In today’s business landscape, finding the right kind of partnership can open the door to new markets and business opportunities. Moreover, it can also bring you and your business unique and valuable skills and resources, while the wrong partnership could be costly and frustrating.
Whether it’s co-founders, investors, collaborators or larger corporate entities, in this piece, we explore some tips on managing key business relationships.
1. Choose wisely.
The most crucial step is determining which skills and experience you require to best align with your skillset. Of course, we recommend using your own judgement, but never hesitate to ask for advice from seasoned investors. Beware of including friends or family members as they are not ideal partners.
2. Your partners need to know about your business’s success as much as you do.

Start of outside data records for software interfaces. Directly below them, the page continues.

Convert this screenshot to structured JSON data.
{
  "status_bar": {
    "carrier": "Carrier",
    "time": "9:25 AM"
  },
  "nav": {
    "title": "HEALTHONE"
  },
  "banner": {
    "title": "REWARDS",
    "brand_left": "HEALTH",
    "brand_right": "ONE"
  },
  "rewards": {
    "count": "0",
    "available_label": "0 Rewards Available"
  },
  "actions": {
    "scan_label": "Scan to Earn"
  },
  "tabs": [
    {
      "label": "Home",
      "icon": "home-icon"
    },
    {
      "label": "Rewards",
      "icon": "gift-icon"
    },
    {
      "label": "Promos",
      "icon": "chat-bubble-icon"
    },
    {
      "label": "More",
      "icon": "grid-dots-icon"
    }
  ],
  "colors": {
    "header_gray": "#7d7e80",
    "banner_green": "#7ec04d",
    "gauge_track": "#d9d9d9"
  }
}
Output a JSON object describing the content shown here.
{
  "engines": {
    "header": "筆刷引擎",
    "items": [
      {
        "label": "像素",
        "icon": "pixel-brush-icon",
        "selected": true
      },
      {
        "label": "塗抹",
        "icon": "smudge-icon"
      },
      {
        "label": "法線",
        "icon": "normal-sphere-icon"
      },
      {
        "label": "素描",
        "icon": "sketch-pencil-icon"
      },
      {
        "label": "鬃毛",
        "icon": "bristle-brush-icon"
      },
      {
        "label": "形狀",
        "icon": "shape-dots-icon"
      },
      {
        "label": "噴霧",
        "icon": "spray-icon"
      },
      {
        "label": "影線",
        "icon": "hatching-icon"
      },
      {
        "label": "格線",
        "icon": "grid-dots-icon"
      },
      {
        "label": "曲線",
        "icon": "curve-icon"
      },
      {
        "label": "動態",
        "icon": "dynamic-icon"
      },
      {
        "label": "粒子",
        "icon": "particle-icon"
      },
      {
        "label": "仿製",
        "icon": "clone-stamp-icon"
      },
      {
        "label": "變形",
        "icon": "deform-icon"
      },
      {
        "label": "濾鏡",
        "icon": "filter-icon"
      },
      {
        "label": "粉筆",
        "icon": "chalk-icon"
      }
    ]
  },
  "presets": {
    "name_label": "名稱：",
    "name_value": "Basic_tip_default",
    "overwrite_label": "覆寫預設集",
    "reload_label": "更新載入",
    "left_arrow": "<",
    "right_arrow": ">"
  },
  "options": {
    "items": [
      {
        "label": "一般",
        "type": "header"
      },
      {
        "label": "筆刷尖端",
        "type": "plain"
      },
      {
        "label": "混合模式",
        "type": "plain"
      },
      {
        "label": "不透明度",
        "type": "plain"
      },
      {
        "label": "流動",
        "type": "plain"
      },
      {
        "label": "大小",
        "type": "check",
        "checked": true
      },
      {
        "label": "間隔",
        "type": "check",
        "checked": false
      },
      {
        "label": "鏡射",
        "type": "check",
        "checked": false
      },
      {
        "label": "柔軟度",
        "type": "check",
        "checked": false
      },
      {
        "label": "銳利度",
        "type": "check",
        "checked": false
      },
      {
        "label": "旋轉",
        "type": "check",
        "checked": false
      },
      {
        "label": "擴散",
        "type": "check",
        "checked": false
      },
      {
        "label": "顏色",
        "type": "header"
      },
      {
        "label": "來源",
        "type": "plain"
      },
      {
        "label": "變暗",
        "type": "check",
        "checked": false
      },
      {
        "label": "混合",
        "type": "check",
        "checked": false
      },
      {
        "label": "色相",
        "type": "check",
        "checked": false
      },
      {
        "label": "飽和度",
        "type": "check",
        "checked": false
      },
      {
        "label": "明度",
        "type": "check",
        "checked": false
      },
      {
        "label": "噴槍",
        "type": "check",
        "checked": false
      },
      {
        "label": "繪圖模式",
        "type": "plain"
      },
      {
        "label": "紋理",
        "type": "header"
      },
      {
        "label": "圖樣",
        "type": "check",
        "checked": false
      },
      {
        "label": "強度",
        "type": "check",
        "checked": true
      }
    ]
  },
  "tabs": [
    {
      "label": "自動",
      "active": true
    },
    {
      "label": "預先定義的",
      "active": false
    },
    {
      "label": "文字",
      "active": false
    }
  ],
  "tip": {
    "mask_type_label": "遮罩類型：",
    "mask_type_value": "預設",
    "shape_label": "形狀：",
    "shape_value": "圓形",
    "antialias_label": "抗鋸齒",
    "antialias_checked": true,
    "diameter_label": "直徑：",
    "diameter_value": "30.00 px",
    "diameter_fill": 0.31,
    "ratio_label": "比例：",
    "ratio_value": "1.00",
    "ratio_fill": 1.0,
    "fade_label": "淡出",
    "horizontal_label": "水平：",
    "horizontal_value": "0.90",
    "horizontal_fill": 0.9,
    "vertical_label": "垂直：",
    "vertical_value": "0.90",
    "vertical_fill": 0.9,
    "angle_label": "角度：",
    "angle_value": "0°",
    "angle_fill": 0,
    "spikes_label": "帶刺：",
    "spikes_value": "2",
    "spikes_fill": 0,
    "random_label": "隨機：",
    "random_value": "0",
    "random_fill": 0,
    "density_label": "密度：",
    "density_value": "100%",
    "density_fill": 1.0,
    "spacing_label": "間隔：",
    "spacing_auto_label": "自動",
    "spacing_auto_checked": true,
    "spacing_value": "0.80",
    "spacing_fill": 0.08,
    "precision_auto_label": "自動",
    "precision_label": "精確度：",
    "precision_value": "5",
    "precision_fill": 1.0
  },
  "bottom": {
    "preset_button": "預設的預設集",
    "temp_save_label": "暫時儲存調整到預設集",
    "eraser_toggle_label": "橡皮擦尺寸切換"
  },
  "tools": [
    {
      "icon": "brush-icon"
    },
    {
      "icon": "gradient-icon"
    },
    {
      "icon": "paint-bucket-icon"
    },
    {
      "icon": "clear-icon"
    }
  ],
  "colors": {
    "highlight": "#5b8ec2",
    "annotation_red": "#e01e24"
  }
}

We recommend finding a partner who shares the same passion for your business as you do. Search for people who share a similar level of commitment and drive. Opt for someone who is involved with their passion outside of business hours. Perhaps you’re on the hunt for an expert financial analyst, consider attending local meetups within the financial community. This matters, because if they’re willing to spend their free time to participate in work-related meetings, they’re more than likely passionate about what they do, and this will ultimately reflect in their work.
3. They should have a shared vision.
Ensure that whomever you partner with is on the same wavelength as you are. If they are inspiring you, uplifting your efforts, supporting you, or showing better ways of doing things, we advise removing them from the equation. Take the time to really look at you surround yourself with, if they are disciplined, like-minded and pushing for your best; you’re in good hands.
4. They share a common “why”.
Entrepreneurs on the hunt for a partner should ensure that whomever they select shares a common “why” to their business. If you know why you’ve started a business and it is shared among your partners, you will effectively always be working with the same foundation and a bolstered level of commitment to your vision and goals.
5. Partnerships have their perks.
Find someone that will have your back all the time. It will make it easier for you to grow and experiment with new things, knowing you have the devotion of your partner, whether you succeed or fail in your goals.
6. The best partnerships still require work.
Managing people becomes a vital aspect of any business in the long-run because all business is about people. People tend to do business with people that they like and trust; thus, integrity is king.
It all boils down to sticking to your guns and being true to your word. It’s of vital importance that people trust you and that you trust them. Both parties need to live up to anything which is promised, in the end, being someone true to their word is all it comes down too in business.
7. Find agreement on managing disagreements.
In the scenario where you and a partner do not agree on something, it’s crucial to decide on how the matter will be dealt with beforehand. Does one person in the partnership have the final say, does it come down to a vote (if there are more than two partners)? It’s wise to avoid any situations where your business hits a roadblock due to partners not agreeing on something.
8. Partnerships are not always 50/50.
A common mistake made by many business partners is agreeing on a 50/50 split. The harsh reality is, it usually doesn’t work that ways and things tend to fall apart. Instead, we recommend starting with a 10/10 split with the remaining 80 staying within the business. Then quarterly, factor in your performance metrics such as sales, hours worked, goals and so forth, and split up an additional 10% of the business. Within two years, all the equity will be distributed in a fair division. No one is capable of faking performance for two years, and if they’re able to, they’re probably ready to do it forever.
9. VCs are partners too.
Consider the analogy of dating. Go on as many dates as you can with potential investors as necessary for you to find a comfortable fit with an investor team. Whomever you select needs to be patient and supportive and commit to providing your business with access to their network. Moreover, they should understand your market and business model.
10. Treat your VCs as partners.
Ensure that you have regular lunch or dinner meetings with your investors, perhaps every three months for inactive investors and monthly for active investors. Ensure proper communication about what’s happening within your business. Never expect your investors to make your business a success; it’s up to you to make the magic happen.
11. Partnerships with large corporates require patience.
Generally, the bigger a partner, the longer everything will take. Due to the size of certain entities, partnering with them can take a considerably long time to master. However, once your ship is sailing in the right direction, it will never sink. So put in the time and effort for these partners as in the long-run they’ll aid in helping your business thrive.